(Things are delightfully hectic, so this is a BeanPaste RePaste from October of last year when only five nice people were reading. Sorry! But also! Enjoy!)
When Ellie wanted to be Tinkerbell (and then Peter Pan and then Captain Hook and then The Crocodile That Ate Captain Hook's Hand and then back to Tinkerbell), I decided to make her costume. I love homemade costumes; my mother (a far more talented seamstress than I will ever be) always obligingly made whatever costume our crazy hearts desired, including (but not limited to) an Egyptian princess, a robot, Little Bo Peep, and, most spectacularly, a California Raisin from scratch. (It was amazing and she still has it and I will be sure to post pictures some day.)

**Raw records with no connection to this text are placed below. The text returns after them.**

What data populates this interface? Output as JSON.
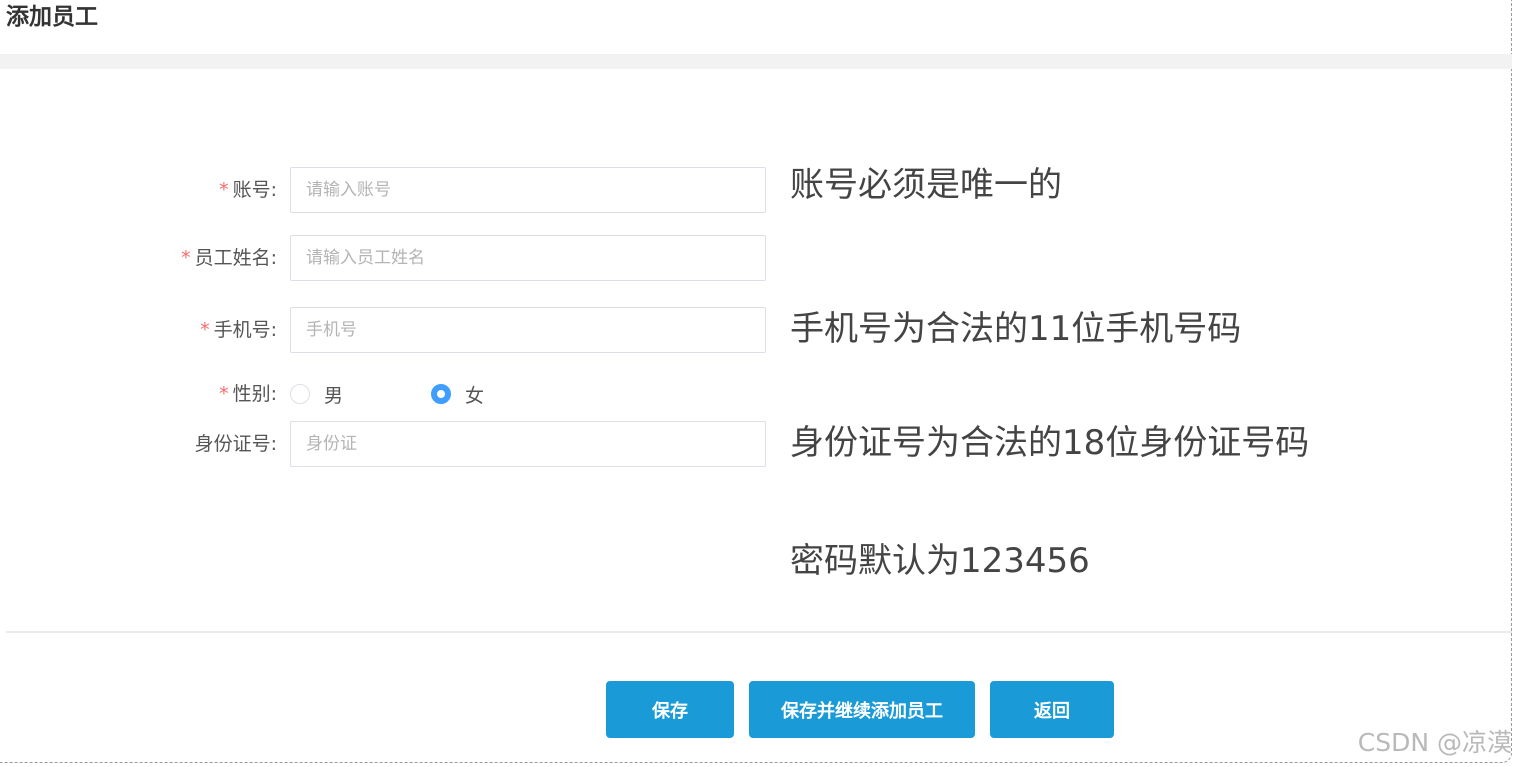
{
  "page": {
    "title": "添加员工"
  },
  "form": {
    "account": {
      "label": "账号:",
      "required_mark": "*",
      "placeholder": "请输入账号",
      "value": ""
    },
    "name": {
      "label": "员工姓名:",
      "required_mark": "*",
      "placeholder": "请输入员工姓名",
      "value": ""
    },
    "phone": {
      "label": "手机号:",
      "required_mark": "*",
      "placeholder": "手机号",
      "value": ""
    },
    "gender": {
      "label": "性别:",
      "required_mark": "*",
      "options": [
        {
          "label": "男",
          "checked": false
        },
        {
          "label": "女",
          "checked": true
        }
      ]
    },
    "id_card": {
      "label": "身份证号:",
      "placeholder": "身份证",
      "value": ""
    }
  },
  "hints": {
    "account": "账号必须是唯一的",
    "phone": "手机号为合法的11位手机号码",
    "id_card": "身份证号为合法的18位身份证号码",
    "password": "密码默认为123456"
  },
  "buttons": {
    "save": "保存",
    "save_continue": "保存并继续添加员工",
    "back": "返回"
  },
  "watermark": "CSDN @凉漠",
  "colors": {
    "primary_button": "#1a9ad6",
    "radio_checked": "#409eff",
    "required": "#f56c6c",
    "section_bar": "#f2f2f2"
  }
}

So, inspired by my own mother's top-drawer mothering, I purchased some sparkly chiffon-y green fabric, cut it into raggedy strips, and stitched each strip, by hand, to a ballet leotard. And as I sat up in the late, cold hours of Friday night, hunched over the tiny garment, stitching stitching stitching in crooked little rows, I felt like a mother. Yes, I carried that girl in my body and brought her into the world and nursed her and rocked her and managed to keep the two of us alive that first lean year of her life, and I am proud of those things, but something about this ratty, tatty, little fairy costume felt like a graduation to a different kind of parenthood, a culmination of all the love and pain and helplessness I felt during her infancy. This I could do.
For the first time, I sewed my girl a Halloween costume, one that she asked for with real human words, with my own two hands.
And she doesn't care one bit that the stitches are uneven, that the edges aren't finished, that the whole affair is kind of lopsided. She loves that imperfect costume, just as she loves her painfully imperfect mother, because, for now, she simply doesn't know any better.
And this, people, is the picture of ignorant bliss. In, you know, a green fairy costume.